Proverbs 31:10 says that a virtuous wife’s “worth is far above rubies” (NKJV). Quite true. These days, they’re about as rare as rubies, if not more so.
That being the case, the converse must also be true: if a virtuous wife is worth more than rubies, then a corrupt wife will cost you everything. In the case of Prince Henry, Duke of Sussex, it cost him the Crown Jewels.
And the family jewels as well, it seems. Prince Harry was a manly ginger warrior-prince—a caddish gadabout with a charming British elan. Now, by all accounts, he’s a house-trained, whipped, kept man—and “man” might be too generous.
Dozens of commentators have made the same point, so I acknowledge I’m not adding much original here. But Harry threw away an important spot in the Royal Family in an exchange for a divorced actress from a broken home.
After being in a play myself, I have a newfound respect for actors. But, let’s face it, it’s a gig that attracts what Z Man colorfully calls “carny folk,” basically dishonest grifters who are really good at playing pretend for a living. It’s hard work, but that doesn’t make it honest work.
Actresses seem particularly wily and temperamental. I once heard Gavin McInnes compare Hollywood to a town populated entirely by annoying high school theatre kids. Now take the volatility and dramatics of an aging actress and saddle that to a prince. It’s a recipe for disaster.

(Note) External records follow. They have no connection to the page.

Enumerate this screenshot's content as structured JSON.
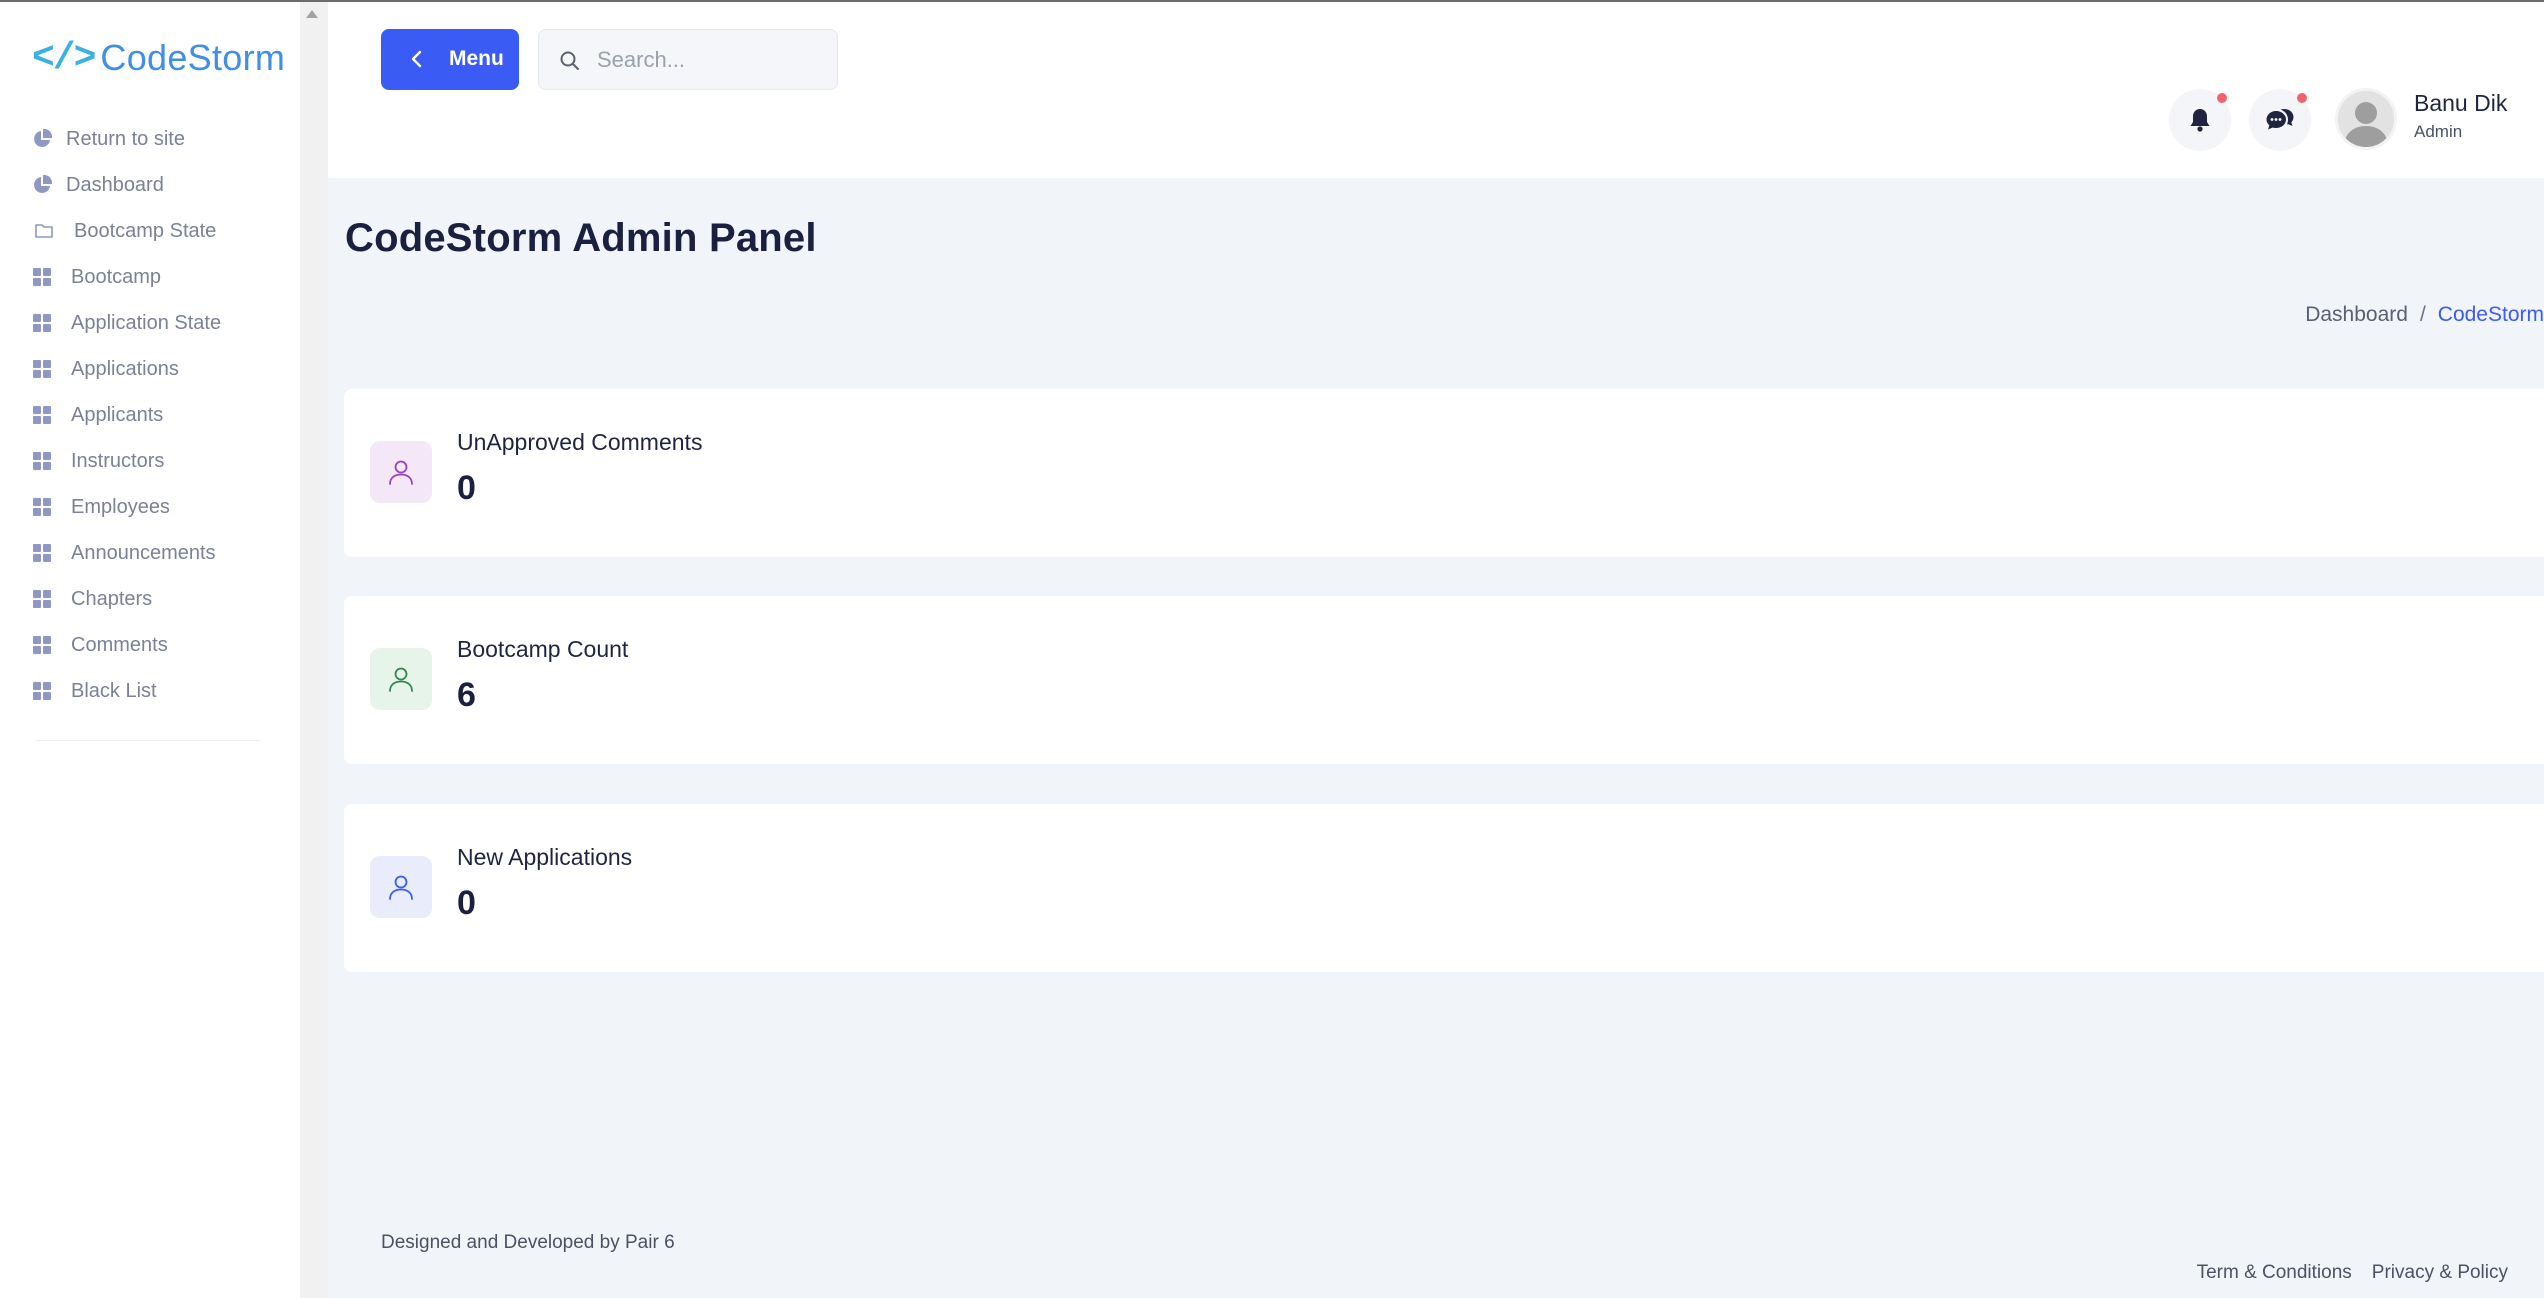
{
  "brand": {
    "logo_mark": "</>",
    "name": "CodeStorm"
  },
  "sidebar": {
    "items": [
      {
        "label": "Return to site",
        "icon": "pie-chart-icon"
      },
      {
        "label": "Dashboard",
        "icon": "pie-chart-icon"
      },
      {
        "label": "Bootcamp State",
        "icon": "folder-icon"
      },
      {
        "label": "Bootcamp",
        "icon": "grid-icon"
      },
      {
        "label": "Application State",
        "icon": "grid-icon"
      },
      {
        "label": "Applications",
        "icon": "grid-icon"
      },
      {
        "label": "Applicants",
        "icon": "grid-icon"
      },
      {
        "label": "Instructors",
        "icon": "grid-icon"
      },
      {
        "label": "Employees",
        "icon": "grid-icon"
      },
      {
        "label": "Announcements",
        "icon": "grid-icon"
      },
      {
        "label": "Chapters",
        "icon": "grid-icon"
      },
      {
        "label": "Comments",
        "icon": "grid-icon"
      },
      {
        "label": "Black List",
        "icon": "grid-icon"
      }
    ]
  },
  "header": {
    "menu_label": "Menu",
    "search_placeholder": "Search...",
    "user": {
      "name": "Banu Dik",
      "role": "Admin"
    }
  },
  "main": {
    "title": "CodeStorm Admin Panel",
    "breadcrumb": {
      "home": "Dashboard",
      "separator": "/",
      "current": "CodeStorm"
    },
    "cards": [
      {
        "title": "UnApproved Comments",
        "value": "0",
        "icon": "user-icon",
        "color": "#9b3fc4",
        "bg": "#f4e8f8"
      },
      {
        "title": "Bootcamp Count",
        "value": "6",
        "icon": "user-icon",
        "color": "#2e8a4f",
        "bg": "#e6f4ea"
      },
      {
        "title": "New Applications",
        "value": "0",
        "icon": "user-icon",
        "color": "#3a5cf4",
        "bg": "#e8ecfb"
      }
    ]
  },
  "footer": {
    "credit": "Designed and Developed by Pair 6",
    "links": [
      "Term & Conditions",
      "Privacy & Policy"
    ]
  },
  "colors": {
    "primary": "#3a5cf4",
    "sidebar_icon": "#8f97c4",
    "notification_dot": "#f0646a"
  }
}
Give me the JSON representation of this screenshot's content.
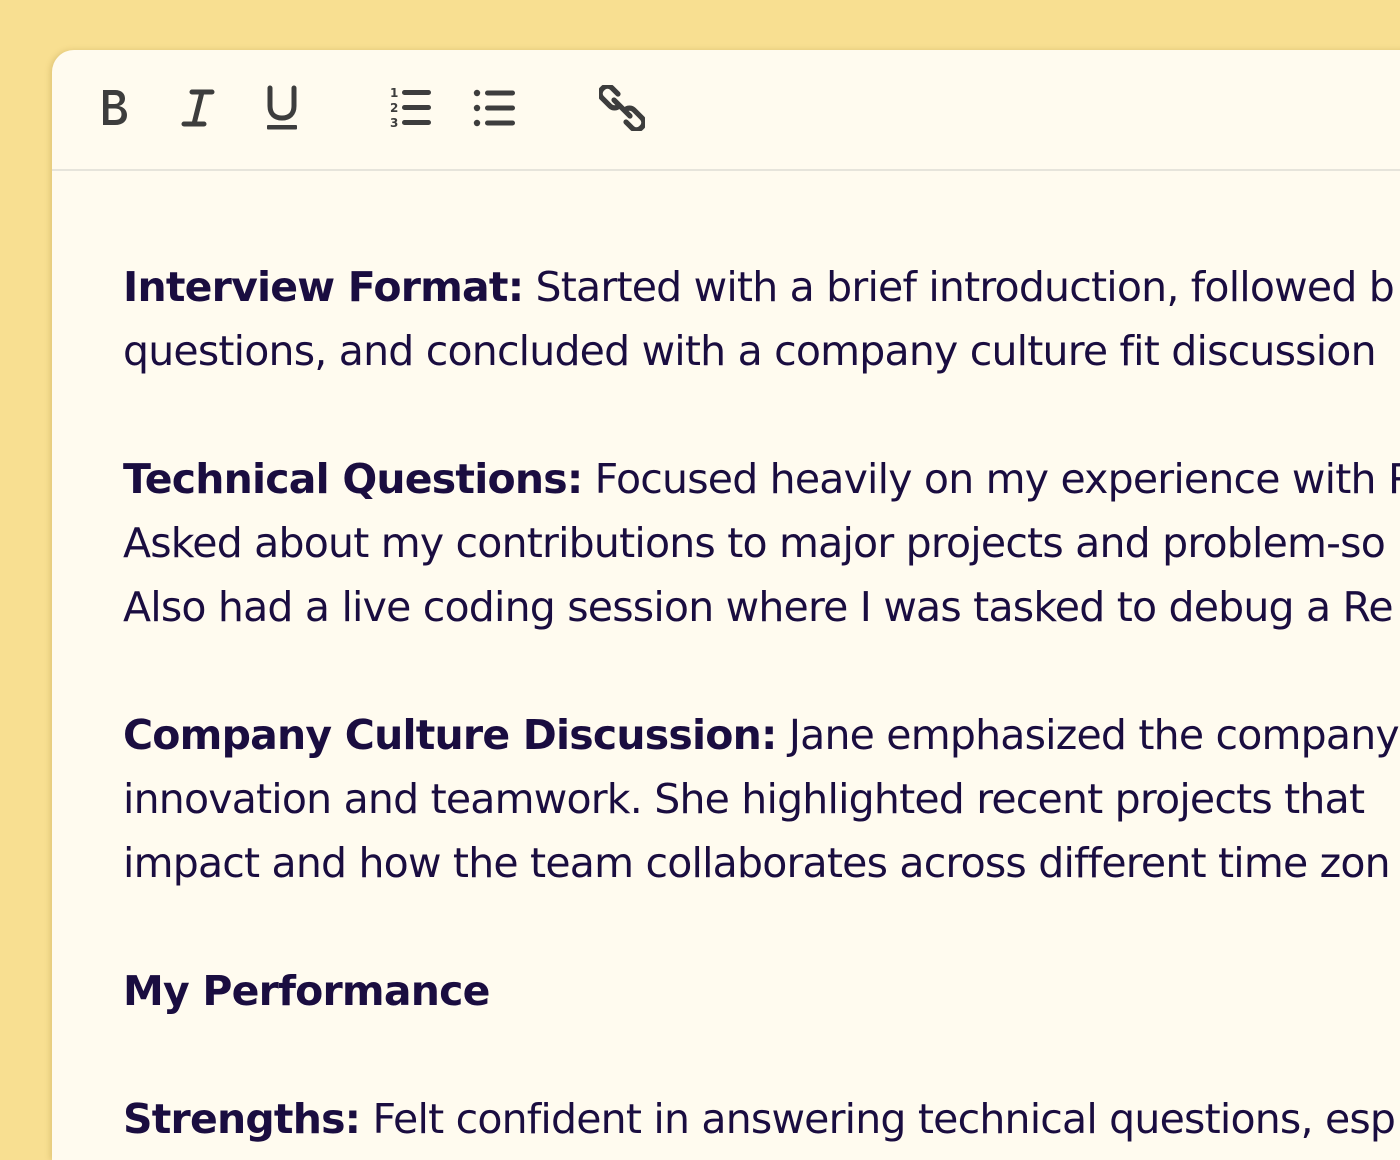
{
  "toolbar": {
    "buttons": [
      {
        "name": "bold",
        "icon": "bold-icon"
      },
      {
        "name": "italic",
        "icon": "italic-icon"
      },
      {
        "name": "underline",
        "icon": "underline-icon"
      },
      {
        "name": "numbered-list",
        "icon": "numbered-list-icon"
      },
      {
        "name": "bulleted-list",
        "icon": "bulleted-list-icon"
      },
      {
        "name": "link",
        "icon": "link-icon"
      }
    ],
    "icon_color": "#3d3d3d"
  },
  "content": {
    "text_color": "#1a0d40",
    "interview_format": {
      "label": "Interview Format:",
      "line1": " Started with a brief introduction, followed b",
      "line2": "questions, and concluded with a company culture fit discussion"
    },
    "technical_questions": {
      "label": "Technical Questions:",
      "line1": " Focused heavily on my experience with Re",
      "line2": "Asked about my contributions to major projects and problem-so",
      "line3": "Also had a live coding session where I was tasked to debug a Re"
    },
    "culture_discussion": {
      "label": "Company Culture Discussion:",
      "line1": " Jane emphasized the company's",
      "line2": "innovation and teamwork. She highlighted recent projects that",
      "line3": "impact and how the team collaborates across different time zon"
    },
    "my_performance_heading": "My Performance",
    "strengths": {
      "label": "Strengths:",
      "line1": " Felt confident in answering technical questions, esp"
    }
  },
  "colors": {
    "background": "#f8df91",
    "panel": "#fffbef",
    "divider": "#e6e4db"
  }
}
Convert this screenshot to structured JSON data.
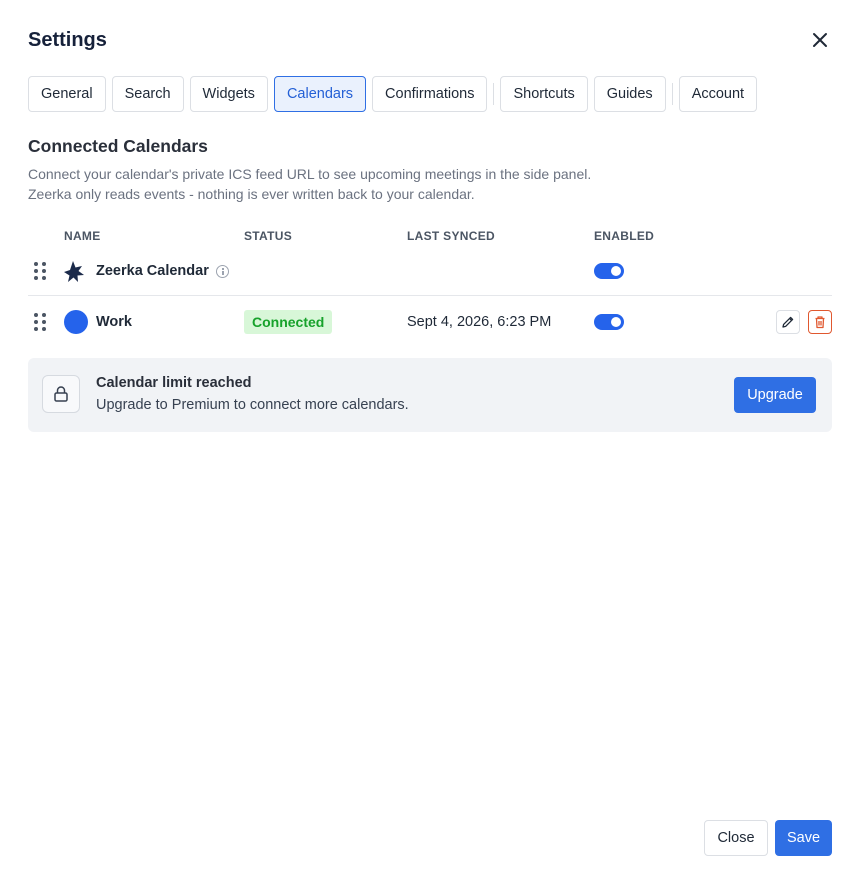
{
  "dialog": {
    "title": "Settings"
  },
  "tabs": [
    {
      "label": "General",
      "active": false
    },
    {
      "label": "Search",
      "active": false
    },
    {
      "label": "Widgets",
      "active": false
    },
    {
      "label": "Calendars",
      "active": true
    },
    {
      "label": "Confirmations",
      "active": false
    },
    {
      "label": "Shortcuts",
      "active": false
    },
    {
      "label": "Guides",
      "active": false
    },
    {
      "label": "Account",
      "active": false
    }
  ],
  "section": {
    "title": "Connected Calendars",
    "description_line1": "Connect your calendar's private ICS feed URL to see upcoming meetings in the side panel.",
    "description_line2": "Zeerka only reads events - nothing is ever written back to your calendar."
  },
  "table": {
    "columns": {
      "name": "NAME",
      "status": "STATUS",
      "last_synced": "LAST SYNCED",
      "enabled": "ENABLED"
    },
    "rows": [
      {
        "name": "Zeerka Calendar",
        "status": "",
        "last_synced": "",
        "enabled": true,
        "icon": "zeerka-logo-icon"
      },
      {
        "name": "Work",
        "status": "Connected",
        "last_synced": "Sept 4, 2026, 6:23 PM",
        "enabled": true,
        "icon": "calendar-color-dot",
        "color": "#2563eb"
      }
    ]
  },
  "limit": {
    "title": "Calendar limit reached",
    "text": "Upgrade to Premium to connect more calendars.",
    "button": "Upgrade"
  },
  "footer": {
    "close_label": "Close",
    "save_label": "Save"
  },
  "colors": {
    "accent": "#2f6fe4",
    "status_connected_bg": "#d8f7d8",
    "status_connected_text": "#17a22b",
    "danger": "#e0582f"
  }
}
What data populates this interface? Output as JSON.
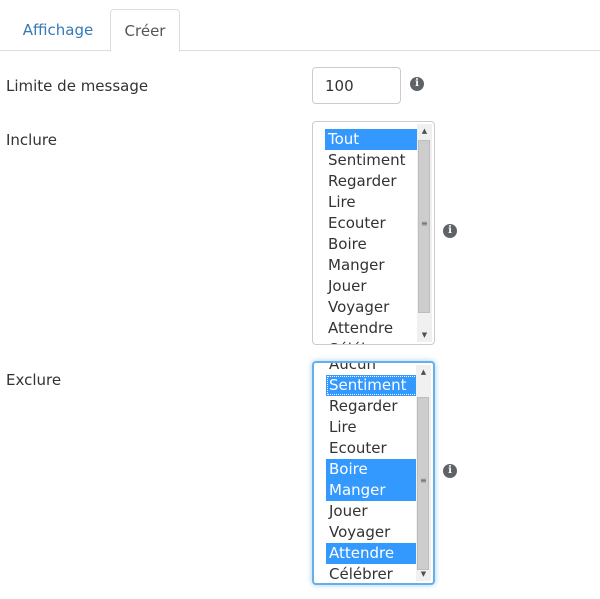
{
  "tabs": {
    "affichage": "Affichage",
    "creer": "Créer"
  },
  "message_limit": {
    "label": "Limite de message",
    "value": "100"
  },
  "include": {
    "label": "Inclure",
    "options": [
      "Tout",
      "Sentiment",
      "Regarder",
      "Lire",
      "Ecouter",
      "Boire",
      "Manger",
      "Jouer",
      "Voyager",
      "Attendre",
      "Célébrer"
    ],
    "selected": [
      "Tout"
    ]
  },
  "exclude": {
    "label": "Exclure",
    "options": [
      "Aucun",
      "Sentiment",
      "Regarder",
      "Lire",
      "Ecouter",
      "Boire",
      "Manger",
      "Jouer",
      "Voyager",
      "Attendre",
      "Célébrer"
    ],
    "selected": [
      "Sentiment",
      "Boire",
      "Manger",
      "Attendre"
    ]
  },
  "icons": {
    "info": "i",
    "arrow_up": "▲",
    "arrow_down": "▼",
    "grip": "≡"
  },
  "colors": {
    "accent": "#337ab7",
    "selection": "#3399ff",
    "focus_border": "#66afe9"
  }
}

Meghan Markle’s motivation is unclear, but that’s probably because we’re normal people. The British monarchy is an institution grounded in order and tradition; Meghan Markle is a rootless professional drifter with tenuous family ties who managed to get her hooks into a hapless Harry.
Maybe Harry could have taken a firm hand (not literally, geeze) with his wife and lifted the shiftless princess to the level of a royalty. Hard experience suggests otherwise, as do actual events. 2 Corinthians 6:14 cautions against believers “yoking” themselves to unbelievers, because the two pull against each other. Typically, the believer succumbs to the unbelief of his partner, rather than the other way around.
The lesson of that passage can be applied more broadly. Prince Harry had no business marrying a Hollywood strumpet, even if she is kind of a babe. His brother, Prince William, got it absolutely right: he married a girl with a great deal of personal integrity and inherent royalty—a true Proverbs 31 woman, by all accounts.
The lesson should be clear for us, too, especially Christians. Yeah, the hipster girls next door are enticing, but they will make your life miserable (no one wants to deal with all that patchouli and such anyway). A good woman is more precious than rubies. What makes her a princess is her integrity and faithfulness, not marrying the right ginger.
Let’s hope Prince Harry can get a handle on his marriage. He got himself into this mess, but I still sympathize with him. Let this be a warning to all of us to avoid floozies at all cost.